**** Input data ****

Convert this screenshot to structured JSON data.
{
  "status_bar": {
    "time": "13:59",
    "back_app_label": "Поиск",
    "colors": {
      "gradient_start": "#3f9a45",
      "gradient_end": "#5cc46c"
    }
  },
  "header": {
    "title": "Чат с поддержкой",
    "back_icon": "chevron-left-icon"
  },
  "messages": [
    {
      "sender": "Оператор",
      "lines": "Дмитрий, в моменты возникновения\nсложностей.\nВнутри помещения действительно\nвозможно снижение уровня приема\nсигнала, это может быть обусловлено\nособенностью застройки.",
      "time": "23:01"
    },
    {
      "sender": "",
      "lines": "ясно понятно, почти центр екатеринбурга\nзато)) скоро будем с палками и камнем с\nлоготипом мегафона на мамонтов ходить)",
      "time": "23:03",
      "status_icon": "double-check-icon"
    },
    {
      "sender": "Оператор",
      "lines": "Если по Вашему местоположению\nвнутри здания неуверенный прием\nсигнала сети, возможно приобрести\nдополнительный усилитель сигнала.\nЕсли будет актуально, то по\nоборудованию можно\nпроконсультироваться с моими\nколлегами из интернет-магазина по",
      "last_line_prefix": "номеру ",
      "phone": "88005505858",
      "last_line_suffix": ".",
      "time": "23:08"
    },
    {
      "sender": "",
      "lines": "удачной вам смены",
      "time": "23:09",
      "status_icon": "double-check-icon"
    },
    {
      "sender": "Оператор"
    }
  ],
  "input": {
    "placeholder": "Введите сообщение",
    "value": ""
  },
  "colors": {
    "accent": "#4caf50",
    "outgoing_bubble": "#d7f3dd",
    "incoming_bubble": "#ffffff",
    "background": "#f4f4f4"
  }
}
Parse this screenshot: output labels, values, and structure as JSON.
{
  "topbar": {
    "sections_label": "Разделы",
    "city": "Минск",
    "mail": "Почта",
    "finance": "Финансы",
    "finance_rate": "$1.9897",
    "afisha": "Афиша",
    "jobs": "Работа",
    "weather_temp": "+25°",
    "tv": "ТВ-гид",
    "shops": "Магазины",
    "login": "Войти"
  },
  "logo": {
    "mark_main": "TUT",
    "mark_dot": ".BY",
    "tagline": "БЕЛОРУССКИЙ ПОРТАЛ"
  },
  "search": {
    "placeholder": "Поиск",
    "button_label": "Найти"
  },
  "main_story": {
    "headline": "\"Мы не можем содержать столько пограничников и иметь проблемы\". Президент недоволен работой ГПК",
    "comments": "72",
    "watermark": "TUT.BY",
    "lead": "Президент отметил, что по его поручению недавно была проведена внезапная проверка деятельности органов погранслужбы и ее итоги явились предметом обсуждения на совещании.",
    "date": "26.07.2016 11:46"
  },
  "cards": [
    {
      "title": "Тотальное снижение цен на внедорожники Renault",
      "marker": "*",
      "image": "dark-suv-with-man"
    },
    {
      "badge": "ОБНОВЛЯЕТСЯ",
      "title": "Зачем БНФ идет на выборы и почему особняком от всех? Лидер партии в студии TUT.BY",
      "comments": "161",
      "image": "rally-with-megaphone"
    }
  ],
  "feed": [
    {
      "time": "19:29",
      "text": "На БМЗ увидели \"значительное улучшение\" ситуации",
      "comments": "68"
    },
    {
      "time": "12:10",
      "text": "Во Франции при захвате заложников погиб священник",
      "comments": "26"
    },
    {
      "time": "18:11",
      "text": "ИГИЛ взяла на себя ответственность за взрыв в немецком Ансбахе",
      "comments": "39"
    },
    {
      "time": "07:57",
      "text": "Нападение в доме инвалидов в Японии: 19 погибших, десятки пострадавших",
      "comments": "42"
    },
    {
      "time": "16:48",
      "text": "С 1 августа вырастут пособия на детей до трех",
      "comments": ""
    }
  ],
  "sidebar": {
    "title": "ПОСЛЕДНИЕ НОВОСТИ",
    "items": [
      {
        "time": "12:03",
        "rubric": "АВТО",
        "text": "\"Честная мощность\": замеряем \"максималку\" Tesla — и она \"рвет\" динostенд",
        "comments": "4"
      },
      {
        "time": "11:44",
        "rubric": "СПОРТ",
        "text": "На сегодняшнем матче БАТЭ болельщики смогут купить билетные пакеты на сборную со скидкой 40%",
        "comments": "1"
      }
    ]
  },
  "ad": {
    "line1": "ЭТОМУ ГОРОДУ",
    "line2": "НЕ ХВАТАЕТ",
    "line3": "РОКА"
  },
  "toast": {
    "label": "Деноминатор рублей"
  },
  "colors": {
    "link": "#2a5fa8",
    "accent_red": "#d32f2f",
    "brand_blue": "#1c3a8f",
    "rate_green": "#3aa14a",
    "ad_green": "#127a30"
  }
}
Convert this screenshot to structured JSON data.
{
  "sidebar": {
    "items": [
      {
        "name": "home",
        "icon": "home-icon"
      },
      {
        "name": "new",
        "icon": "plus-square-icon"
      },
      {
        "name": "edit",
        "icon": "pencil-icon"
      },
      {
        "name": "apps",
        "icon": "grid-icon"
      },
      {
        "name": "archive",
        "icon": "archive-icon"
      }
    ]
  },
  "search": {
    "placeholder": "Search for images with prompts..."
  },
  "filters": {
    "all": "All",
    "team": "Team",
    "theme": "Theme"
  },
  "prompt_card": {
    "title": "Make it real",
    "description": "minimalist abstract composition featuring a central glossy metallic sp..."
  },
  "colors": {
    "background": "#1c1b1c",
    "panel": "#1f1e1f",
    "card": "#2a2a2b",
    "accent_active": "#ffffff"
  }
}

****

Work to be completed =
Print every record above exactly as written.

Answer to the exercise =
Convert this screenshot to structured JSON data.
{
  "status_bar": {
    "time": "13:59",
    "back_app_label": "Поиск",
    "colors": {
      "gradient_start": "#3f9a45",
      "gradient_end": "#5cc46c"
    }
  },
  "header": {
    "title": "Чат с поддержкой",
    "back_icon": "chevron-left-icon"
  },
  "messages": [
    {
      "sender": "Оператор",
      "lines": "Дмитрий, в моменты возникновения\nсложностей.\nВнутри помещения действительно\nвозможно снижение уровня приема\nсигнала, это может быть обусловлено\nособенностью застройки.",
      "time": "23:01"
    },
    {
      "sender": "",
      "lines": "ясно понятно, почти центр екатеринбурга\nзато)) скоро будем с палками и камнем с\nлоготипом мегафона на мамонтов ходить)",
      "time": "23:03",
      "status_icon": "double-check-icon"
    },
    {
      "sender": "Оператор",
      "lines": "Если по Вашему местоположению\nвнутри здания неуверенный прием\nсигнала сети, возможно приобрести\nдополнительный усилитель сигнала.\nЕсли будет актуально, то по\nоборудованию можно\nпроконсультироваться с моими\nколлегами из интернет-магазина по",
      "last_line_prefix": "номеру ",
      "phone": "88005505858",
      "last_line_suffix": ".",
      "time": "23:08"
    },
    {
      "sender": "",
      "lines": "удачной вам смены",
      "time": "23:09",
      "status_icon": "double-check-icon"
    },
    {
      "sender": "Оператор"
    }
  ],
  "input": {
    "placeholder": "Введите сообщение",
    "value": ""
  },
  "colors": {
    "accent": "#4caf50",
    "outgoing_bubble": "#d7f3dd",
    "incoming_bubble": "#ffffff",
    "background": "#f4f4f4"
  }
}
Parse this screenshot: output labels, values, and structure as JSON.
{
  "topbar": {
    "sections_label": "Разделы",
    "city": "Минск",
    "mail": "Почта",
    "finance": "Финансы",
    "finance_rate": "$1.9897",
    "afisha": "Афиша",
    "jobs": "Работа",
    "weather_temp": "+25°",
    "tv": "ТВ-гид",
    "shops": "Магазины",
    "login": "Войти"
  },
  "logo": {
    "mark_main": "TUT",
    "mark_dot": ".BY",
    "tagline": "БЕЛОРУССКИЙ ПОРТАЛ"
  },
  "search": {
    "placeholder": "Поиск",
    "button_label": "Найти"
  },
  "main_story": {
    "headline": "\"Мы не можем содержать столько пограничников и иметь проблемы\". Президент недоволен работой ГПК",
    "comments": "72",
    "watermark": "TUT.BY",
    "lead": "Президент отметил, что по его поручению недавно была проведена внезапная проверка деятельности органов погранслужбы и ее итоги явились предметом обсуждения на совещании.",
    "date": "26.07.2016 11:46"
  },
  "cards": [
    {
      "title": "Тотальное снижение цен на внедорожники Renault",
      "marker": "*",
      "image": "dark-suv-with-man"
    },
    {
      "badge": "ОБНОВЛЯЕТСЯ",
      "title": "Зачем БНФ идет на выборы и почему особняком от всех? Лидер партии в студии TUT.BY",
      "comments": "161",
      "image": "rally-with-megaphone"
    }
  ],
  "feed": [
    {
      "time": "19:29",
      "text": "На БМЗ увидели \"значительное улучшение\" ситуации",
      "comments": "68"
    },
    {
      "time": "12:10",
      "text": "Во Франции при захвате заложников погиб священник",
      "comments": "26"
    },
    {
      "time": "18:11",
      "text": "ИГИЛ взяла на себя ответственность за взрыв в немецком Ансбахе",
      "comments": "39"
    },
    {
      "time": "07:57",
      "text": "Нападение в доме инвалидов в Японии: 19 погибших, десятки пострадавших",
      "comments": "42"
    },
    {
      "time": "16:48",
      "text": "С 1 августа вырастут пособия на детей до трех",
      "comments": ""
    }
  ],
  "sidebar": {
    "title": "ПОСЛЕДНИЕ НОВОСТИ",
    "items": [
      {
        "time": "12:03",
        "rubric": "АВТО",
        "text": "\"Честная мощность\": замеряем \"максималку\" Tesla — и она \"рвет\" динostенд",
        "comments": "4"
      },
      {
        "time": "11:44",
        "rubric": "СПОРТ",
        "text": "На сегодняшнем матче БАТЭ болельщики смогут купить билетные пакеты на сборную со скидкой 40%",
        "comments": "1"
      }
    ]
  },
  "ad": {
    "line1": "ЭТОМУ ГОРОДУ",
    "line2": "НЕ ХВАТАЕТ",
    "line3": "РОКА"
  },
  "toast": {
    "label": "Деноминатор рублей"
  },
  "colors": {
    "link": "#2a5fa8",
    "accent_red": "#d32f2f",
    "brand_blue": "#1c3a8f",
    "rate_green": "#3aa14a",
    "ad_green": "#127a30"
  }
}
Convert this screenshot to structured JSON data.
{
  "sidebar": {
    "items": [
      {
        "name": "home",
        "icon": "home-icon"
      },
      {
        "name": "new",
        "icon": "plus-square-icon"
      },
      {
        "name": "edit",
        "icon": "pencil-icon"
      },
      {
        "name": "apps",
        "icon": "grid-icon"
      },
      {
        "name": "archive",
        "icon": "archive-icon"
      }
    ]
  },
  "search": {
    "placeholder": "Search for images with prompts..."
  },
  "filters": {
    "all": "All",
    "team": "Team",
    "theme": "Theme"
  },
  "prompt_card": {
    "title": "Make it real",
    "description": "minimalist abstract composition featuring a central glossy metallic sp..."
  },
  "colors": {
    "background": "#1c1b1c",
    "panel": "#1f1e1f",
    "card": "#2a2a2b",
    "accent_active": "#ffffff"
  }
}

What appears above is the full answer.